Hampton woman making and storing massive amounts of heroin and fentanyl, pleads guilty
NEWPORT NEWS, Va. – A Hampton woman pleaded guilty yesterday to conspiracy to distribute and possess with intent to distribute 100 grams or more of heroin and 40 grams or more of fentanyl.
According to court documents, Symphoni V. Wiggins, 38, mixed, prepared and stored heroin and fentanyl in her home for a kilogram-weight drug distributor on the Peninsula from at least May until December 2018. Co-conspirators would pick up heroin and fentanyl at Wiggins’s house, then take that heroin and fentanyl and deal it to customers on the street, including other drug dealers. In communications with another co-conspirator, Wiggins boasted that she was “the master mixer.”
As part of her plea agreement, Wiggins also has agreed to a $159,000 forfeiture judgment.
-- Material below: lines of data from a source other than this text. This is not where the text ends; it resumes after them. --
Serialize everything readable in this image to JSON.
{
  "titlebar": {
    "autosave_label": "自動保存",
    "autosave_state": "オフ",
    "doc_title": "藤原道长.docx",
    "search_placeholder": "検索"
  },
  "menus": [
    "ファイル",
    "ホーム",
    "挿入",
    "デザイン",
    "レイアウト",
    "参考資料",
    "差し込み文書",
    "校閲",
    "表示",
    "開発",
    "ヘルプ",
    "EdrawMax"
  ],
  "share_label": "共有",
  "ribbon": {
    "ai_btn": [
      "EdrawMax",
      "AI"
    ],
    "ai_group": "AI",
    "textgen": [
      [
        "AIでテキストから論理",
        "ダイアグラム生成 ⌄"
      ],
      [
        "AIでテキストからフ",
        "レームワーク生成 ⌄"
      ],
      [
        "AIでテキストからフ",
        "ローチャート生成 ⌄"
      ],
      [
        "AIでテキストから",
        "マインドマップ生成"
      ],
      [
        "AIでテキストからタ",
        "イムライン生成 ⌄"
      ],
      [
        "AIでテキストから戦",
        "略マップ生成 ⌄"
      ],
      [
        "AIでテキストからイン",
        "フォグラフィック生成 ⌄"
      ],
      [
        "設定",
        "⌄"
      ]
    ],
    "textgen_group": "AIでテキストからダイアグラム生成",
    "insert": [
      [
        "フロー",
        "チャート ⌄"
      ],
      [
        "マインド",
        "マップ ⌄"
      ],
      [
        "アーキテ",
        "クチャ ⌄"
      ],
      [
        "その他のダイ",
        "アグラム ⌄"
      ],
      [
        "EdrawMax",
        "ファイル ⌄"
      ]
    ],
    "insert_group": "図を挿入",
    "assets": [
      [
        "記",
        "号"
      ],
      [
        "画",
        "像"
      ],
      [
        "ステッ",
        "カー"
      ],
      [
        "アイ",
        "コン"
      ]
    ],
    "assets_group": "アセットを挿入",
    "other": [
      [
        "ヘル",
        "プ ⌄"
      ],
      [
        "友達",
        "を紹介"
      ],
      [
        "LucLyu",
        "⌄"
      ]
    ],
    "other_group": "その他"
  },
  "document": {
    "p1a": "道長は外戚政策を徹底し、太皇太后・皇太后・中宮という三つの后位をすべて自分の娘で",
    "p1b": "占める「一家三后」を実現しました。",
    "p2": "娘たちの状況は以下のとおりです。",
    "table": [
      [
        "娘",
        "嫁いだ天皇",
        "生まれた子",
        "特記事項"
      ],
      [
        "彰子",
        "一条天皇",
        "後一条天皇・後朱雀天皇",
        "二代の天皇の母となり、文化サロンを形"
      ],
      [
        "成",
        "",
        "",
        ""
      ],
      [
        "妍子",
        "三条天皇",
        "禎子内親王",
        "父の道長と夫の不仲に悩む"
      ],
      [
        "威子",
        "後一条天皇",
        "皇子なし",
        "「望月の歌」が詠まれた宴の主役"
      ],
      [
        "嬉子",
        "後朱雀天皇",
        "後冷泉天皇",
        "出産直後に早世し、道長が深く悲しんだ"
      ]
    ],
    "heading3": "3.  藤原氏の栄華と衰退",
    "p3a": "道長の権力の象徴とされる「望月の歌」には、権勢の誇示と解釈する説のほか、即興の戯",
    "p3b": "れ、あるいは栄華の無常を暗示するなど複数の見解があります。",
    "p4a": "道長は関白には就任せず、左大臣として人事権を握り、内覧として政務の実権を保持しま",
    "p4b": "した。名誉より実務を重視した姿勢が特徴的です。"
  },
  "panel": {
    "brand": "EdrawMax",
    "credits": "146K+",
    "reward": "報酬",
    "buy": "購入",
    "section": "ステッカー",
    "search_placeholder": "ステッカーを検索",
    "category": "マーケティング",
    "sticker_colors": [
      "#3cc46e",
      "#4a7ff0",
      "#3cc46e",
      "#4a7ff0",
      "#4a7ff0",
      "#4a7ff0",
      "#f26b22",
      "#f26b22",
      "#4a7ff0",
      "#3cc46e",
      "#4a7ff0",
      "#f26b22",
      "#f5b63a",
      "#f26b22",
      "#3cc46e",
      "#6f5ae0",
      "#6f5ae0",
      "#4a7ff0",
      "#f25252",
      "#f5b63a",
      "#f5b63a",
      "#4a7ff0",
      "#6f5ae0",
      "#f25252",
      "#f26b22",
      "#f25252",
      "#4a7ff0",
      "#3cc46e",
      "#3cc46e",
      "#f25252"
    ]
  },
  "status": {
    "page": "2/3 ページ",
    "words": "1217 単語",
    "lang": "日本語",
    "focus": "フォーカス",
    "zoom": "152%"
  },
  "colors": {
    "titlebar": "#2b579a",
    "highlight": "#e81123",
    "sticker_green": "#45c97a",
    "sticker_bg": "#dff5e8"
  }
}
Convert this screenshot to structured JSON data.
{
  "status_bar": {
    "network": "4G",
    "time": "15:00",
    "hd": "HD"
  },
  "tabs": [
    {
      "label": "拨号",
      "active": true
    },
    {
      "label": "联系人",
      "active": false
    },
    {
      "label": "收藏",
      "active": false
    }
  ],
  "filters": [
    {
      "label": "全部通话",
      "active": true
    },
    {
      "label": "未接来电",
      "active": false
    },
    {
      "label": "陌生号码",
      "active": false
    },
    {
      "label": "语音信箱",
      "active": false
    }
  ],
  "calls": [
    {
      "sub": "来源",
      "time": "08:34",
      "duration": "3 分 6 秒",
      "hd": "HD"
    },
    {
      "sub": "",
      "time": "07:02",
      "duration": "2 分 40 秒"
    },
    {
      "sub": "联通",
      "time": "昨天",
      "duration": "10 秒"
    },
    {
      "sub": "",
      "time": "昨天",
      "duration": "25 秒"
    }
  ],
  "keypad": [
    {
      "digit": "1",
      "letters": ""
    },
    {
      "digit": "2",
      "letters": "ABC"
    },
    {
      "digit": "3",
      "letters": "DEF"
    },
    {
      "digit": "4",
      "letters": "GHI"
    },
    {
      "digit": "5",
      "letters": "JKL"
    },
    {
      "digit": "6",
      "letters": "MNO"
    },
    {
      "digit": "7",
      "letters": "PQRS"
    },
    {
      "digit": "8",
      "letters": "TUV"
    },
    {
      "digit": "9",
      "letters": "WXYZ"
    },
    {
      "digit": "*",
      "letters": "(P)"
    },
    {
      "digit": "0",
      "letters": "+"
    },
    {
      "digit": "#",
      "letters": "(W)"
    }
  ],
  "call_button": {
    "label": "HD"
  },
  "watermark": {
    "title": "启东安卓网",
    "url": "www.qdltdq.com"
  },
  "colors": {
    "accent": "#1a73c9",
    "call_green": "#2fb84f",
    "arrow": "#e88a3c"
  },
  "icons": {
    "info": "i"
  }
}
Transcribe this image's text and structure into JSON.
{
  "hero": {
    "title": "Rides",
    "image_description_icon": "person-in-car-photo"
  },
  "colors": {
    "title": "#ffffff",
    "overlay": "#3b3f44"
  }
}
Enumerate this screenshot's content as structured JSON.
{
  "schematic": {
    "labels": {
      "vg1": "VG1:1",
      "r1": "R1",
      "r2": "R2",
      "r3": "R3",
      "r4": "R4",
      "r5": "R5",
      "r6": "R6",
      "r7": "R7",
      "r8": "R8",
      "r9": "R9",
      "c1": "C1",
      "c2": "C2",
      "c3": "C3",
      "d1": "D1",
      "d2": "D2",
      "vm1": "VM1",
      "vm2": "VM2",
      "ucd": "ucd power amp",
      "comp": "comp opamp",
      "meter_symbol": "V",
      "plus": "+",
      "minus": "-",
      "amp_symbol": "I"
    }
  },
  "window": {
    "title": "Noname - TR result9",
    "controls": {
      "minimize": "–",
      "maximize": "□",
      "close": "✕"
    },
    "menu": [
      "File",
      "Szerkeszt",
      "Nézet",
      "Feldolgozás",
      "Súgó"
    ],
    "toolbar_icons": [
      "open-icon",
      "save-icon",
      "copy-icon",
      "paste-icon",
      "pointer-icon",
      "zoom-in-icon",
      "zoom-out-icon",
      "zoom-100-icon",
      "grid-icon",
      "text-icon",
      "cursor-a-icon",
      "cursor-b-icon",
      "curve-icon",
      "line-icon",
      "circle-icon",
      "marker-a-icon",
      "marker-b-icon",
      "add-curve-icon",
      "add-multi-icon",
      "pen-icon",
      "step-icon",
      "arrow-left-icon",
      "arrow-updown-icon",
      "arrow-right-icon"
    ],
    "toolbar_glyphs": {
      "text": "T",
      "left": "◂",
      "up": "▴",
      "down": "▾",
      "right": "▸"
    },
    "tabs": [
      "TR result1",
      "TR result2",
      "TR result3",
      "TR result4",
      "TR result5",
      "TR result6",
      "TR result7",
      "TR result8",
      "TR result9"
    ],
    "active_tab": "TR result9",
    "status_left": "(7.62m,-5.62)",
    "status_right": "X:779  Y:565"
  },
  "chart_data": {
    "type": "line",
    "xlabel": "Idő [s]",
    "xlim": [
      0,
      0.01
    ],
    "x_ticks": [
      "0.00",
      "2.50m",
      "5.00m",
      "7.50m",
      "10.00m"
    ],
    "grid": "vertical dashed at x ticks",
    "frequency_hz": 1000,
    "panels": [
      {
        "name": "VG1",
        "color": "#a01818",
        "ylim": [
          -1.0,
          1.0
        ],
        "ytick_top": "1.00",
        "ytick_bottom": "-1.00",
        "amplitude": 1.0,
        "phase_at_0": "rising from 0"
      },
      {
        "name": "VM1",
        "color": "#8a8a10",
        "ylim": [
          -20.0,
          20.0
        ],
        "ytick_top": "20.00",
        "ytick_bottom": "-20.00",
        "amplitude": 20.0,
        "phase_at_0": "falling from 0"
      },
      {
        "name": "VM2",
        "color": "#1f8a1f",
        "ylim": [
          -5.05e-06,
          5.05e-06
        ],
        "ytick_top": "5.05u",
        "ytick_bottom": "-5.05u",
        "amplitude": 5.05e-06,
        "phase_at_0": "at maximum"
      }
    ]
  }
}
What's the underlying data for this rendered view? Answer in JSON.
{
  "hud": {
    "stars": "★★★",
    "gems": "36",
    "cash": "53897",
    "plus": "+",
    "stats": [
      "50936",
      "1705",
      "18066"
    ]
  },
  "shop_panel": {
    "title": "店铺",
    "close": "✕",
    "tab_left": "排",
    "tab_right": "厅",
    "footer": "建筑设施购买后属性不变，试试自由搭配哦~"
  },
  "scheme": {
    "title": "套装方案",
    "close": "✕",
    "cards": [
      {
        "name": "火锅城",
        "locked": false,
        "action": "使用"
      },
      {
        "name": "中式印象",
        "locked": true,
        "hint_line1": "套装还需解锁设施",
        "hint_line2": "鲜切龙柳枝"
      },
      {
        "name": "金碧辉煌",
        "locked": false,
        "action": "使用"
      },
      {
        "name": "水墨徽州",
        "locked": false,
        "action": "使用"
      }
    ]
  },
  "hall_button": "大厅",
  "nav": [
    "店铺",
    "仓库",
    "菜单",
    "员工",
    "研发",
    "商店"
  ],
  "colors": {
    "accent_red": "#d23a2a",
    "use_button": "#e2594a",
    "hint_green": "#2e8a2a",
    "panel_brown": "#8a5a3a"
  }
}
Wiggins was charged by indictment along with 38 other defendants as part of Operation Cookout. The 106-count indictment alleges various offenses, including conspiracy to distribute and possess with intent to distribute cocaine, heroin, cocaine base, and fentanyl; conspiracy to launder money; felon in possession of a firearm; maintaining drug-involved premises; use of a communication facility in furtherance of drug trafficking; interstate travel in aid of racketeering enterprises; and illegal re-entry by a previously deported or removed alien.
Wiggins pleaded guilty to conspiracy to distribute and possess with intent to distribute 100 grams or more of heroin and 40 grams or more of fentanyl. She faces a mandatory minimum sentence of five years and a maximum sentence of forty years in prison when sentenced on March 20, 2020. Actual sentences for federal crimes are typically less than the maximum penalties. A federal district court judge will determine any sentence after taking into account the U.S. Sentencing Guidelines and other statutory factors.
The case was investigated as part of the Organized Crime Drug Enforcement Task Forces Operation Cookout. The OCDETF program is a federal multi-agency, multi-jurisdictional task force that supplies supplemental federal funding to federal and state agencies involved in the identification, investigation, and prosecution of major drug trafficking organizations. The principal mission of the OCDETF program is to identify, disrupt, and dismantle the most serious drug trafficking, weapons trafficking, and money laundering organizations, and those primarily responsible for the nation’s illegal drug supply.
The High Intensity Drug Trafficking Areas program, created by Congress with the Anti-Drug Abuse Act of 1988, provides assistance to federal, state, local, and tribal law enforcement agencies operating in areas determined to be critical drug-trafficking regions of the United States. This grant program is administered by the Office of National Drug Control Policy. There are currently 28 HIDTAs, which include approximately 18 percent of all counties in the United States and 66 percent of the U.S. population.
This case is part of Project Safe Neighborhoods, which is the centerpiece of the Department of Justice’s violent crime reduction efforts. PSN is an evidence-based program proven to be effective at reducing violent crime. Through PSN, a broad spectrum of stakeholders work together to identify the most pressing violent crime problems in the community and develop comprehensive solutions to address them. As part of this strategy, PSN focuses enforcement efforts on the most violent offenders and partners with locally based prevention and reentry programs for lasting reductions in crime.
Jesse R. Fong, Special Agent in Charge of the DEA Washington Field Division; G. Zachary Terwilliger, U.S. Attorney for the Eastern District of Virginia; Jim Stitzel, Assistant Special Agent in Charge of U.S. Immigration and Customs Enforcement’s Homeland Security Investigations Norfolk; Colonel Gary T. Settle, Superintendent of Virginia State Police; Steve R. Drew, Chief of Newport News Police; and Terry L. Sult, Chief of Hampton Police Division, made the announcement after U.S. Magistrate Judge Douglas E. Miller accepted the plea. Special Assistant U.S. Attorney Amy E. Cross and Assistant U.S. Attorneys Peter G. Osyf and Kevin P. Hudson are prosecuting the case.